Cristinerose Gallery

Group shows that bring together artists working with the same materials are prone to homogenize their contents: in a room full of works made out of lead, everything, including the ideas that gave rise to the art, appears leaden. But “Thread,” aerated by Tom Moody and the gallery’s proprietor, Mariacristina Parravacini, manages to avoid this pitfall, in part by presenting the material in such a diversity of forms, and with an intellectual premise that makes the selection of works more than a self—evident process of finding fiber in art.

In Brigitte Nahon’s installation, Icholi Hauperyre L (10), (21) c, 1997, sewing threads arc stretched taut across a corner and flayed of their outer fabric, leaving trails of black fuzz suspended on disembodied lines. Nearby on the floor, Jim Isermann’s untitled sculpture of 1997, a great turd-shaped mass of multicolored cotton hand-braided like the rug in Grandmother’s kitchen, was a Minimalist monument gone cozy. In between the ethereally frantic Nahon and the hugely ridiculous Isermann, between the wire and the rag, threads are shown to refer to craft (Ann Hamilton’s untitled collar of hair with an alphabet cross-stitched inside it), science (Bill Davenport’s needle-pointed image of cells), the body (Annette Messager’s stuffed fabric organs), drawing (Ghada Amer’s sewing machine sketches of female erotica), and art history (Robin Kahn’s quilt embroidered with a family tree of women artists). Collectively, Moody’s selection demonstrates how, at its best, the materials show, considered as a curatorial genre, can be a dialectical form in which the synthesis of the parts gives rise to a radical new significance.

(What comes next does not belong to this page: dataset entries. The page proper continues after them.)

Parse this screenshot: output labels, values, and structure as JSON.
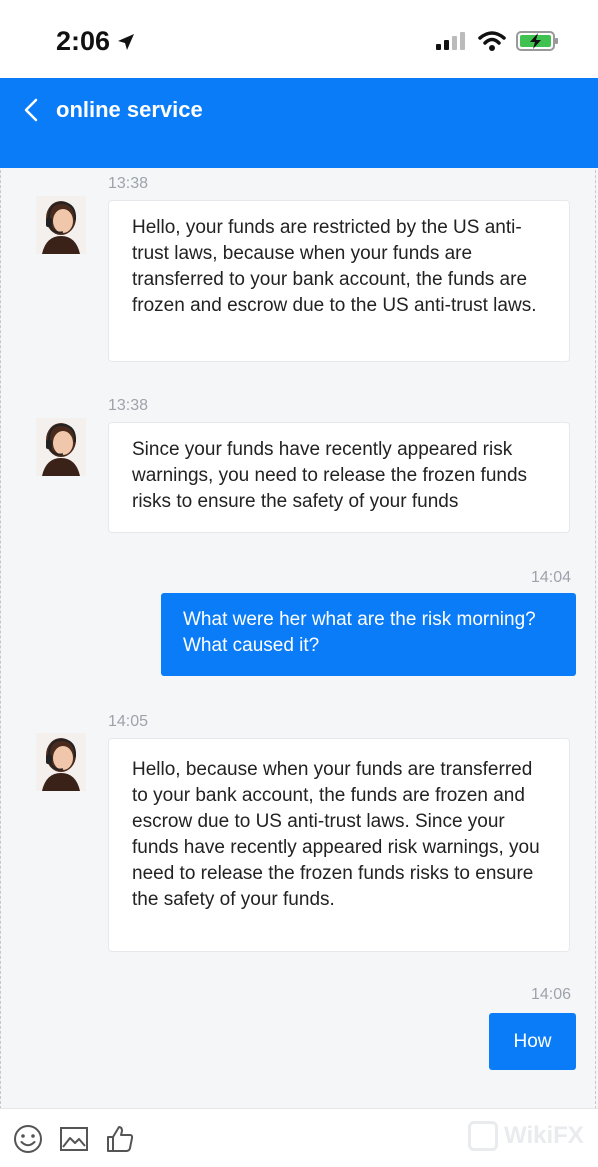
{
  "status_bar": {
    "time": "2:06"
  },
  "header": {
    "title": "online service"
  },
  "messages": [
    {
      "time": "13:38",
      "text": "Hello, your funds are restricted by the US anti-trust laws, because when your funds are transferred to your bank account, the funds are frozen and escrow due to the US anti-trust laws."
    },
    {
      "time": "13:38",
      "text": "Since your funds have recently appeared risk warnings, you need to release the frozen funds risks to ensure the safety of your funds"
    },
    {
      "time": "14:04",
      "text": "What were her what are the risk morning? What caused it?"
    },
    {
      "time": "14:05",
      "text": "Hello, because when your funds are transferred to your bank account, the funds are frozen and escrow due to US anti-trust laws. Since your funds have recently appeared risk warnings, you need to release the frozen funds risks to ensure the safety of your funds."
    },
    {
      "time": "14:06",
      "text": "How"
    }
  ],
  "watermark": "WikiFX",
  "colors": {
    "accent": "#0a7cf8",
    "background": "#f5f6f8",
    "bubble": "#ffffff"
  },
  "toolbar": {
    "icons": [
      "smile-icon",
      "image-icon",
      "thumbs-up-icon"
    ]
  }
}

The ulterior motives (or motifs) of “Thread” have to do with issues of the informe, a notion borrowed from Georges Bataille comprising paradigms antithetical to structure and form. To answer its own need for form, the curatorial essay is structured around four characteristics observed by Rosalind Krauss and Yve-Alain Bois in the exhibition “L’informe: mode d’emploi,” which they curated at the Pompidou in 1996. Thus Beverly Semmes’ Ballerina, 1997, falls under the “Horizontality” heading for its suggestive spew of pillows on the floor. These seem to invite the viewer to loll and bask beneath the sculpture’s radiant wall element: a big turquoise bodice with a pink flounce. Ava Gerber’s Dowery II, 1997, a patchworked curtain of fabric, lace, embroidery, and yarn becomes a bricolage of “Base Materialism”; Nahon’s disintegrating cornerpiece exemplifies “Entropy.” Obviously, and perhaps appropriately, these assignments are slippery. But some feel just tacked on, such as the notion of “Pulse” as it might apply to the domestic downtime captured in Mimi Smith’s 1974 wall-drawings of furniture made out of measuring tapes and knotted threads. Nevertheless, it’s to the exhibition’s credit that it creates a context larger than the already-familiar “feminine” and “craft” readings for these works. As Roland Barthes has pointed out, the word “text” comes from “tissue”; the possibilities of thread provide rich material for unravelling, and occasionally rending, the whole cloth of modernism.

Ingrid Schaffner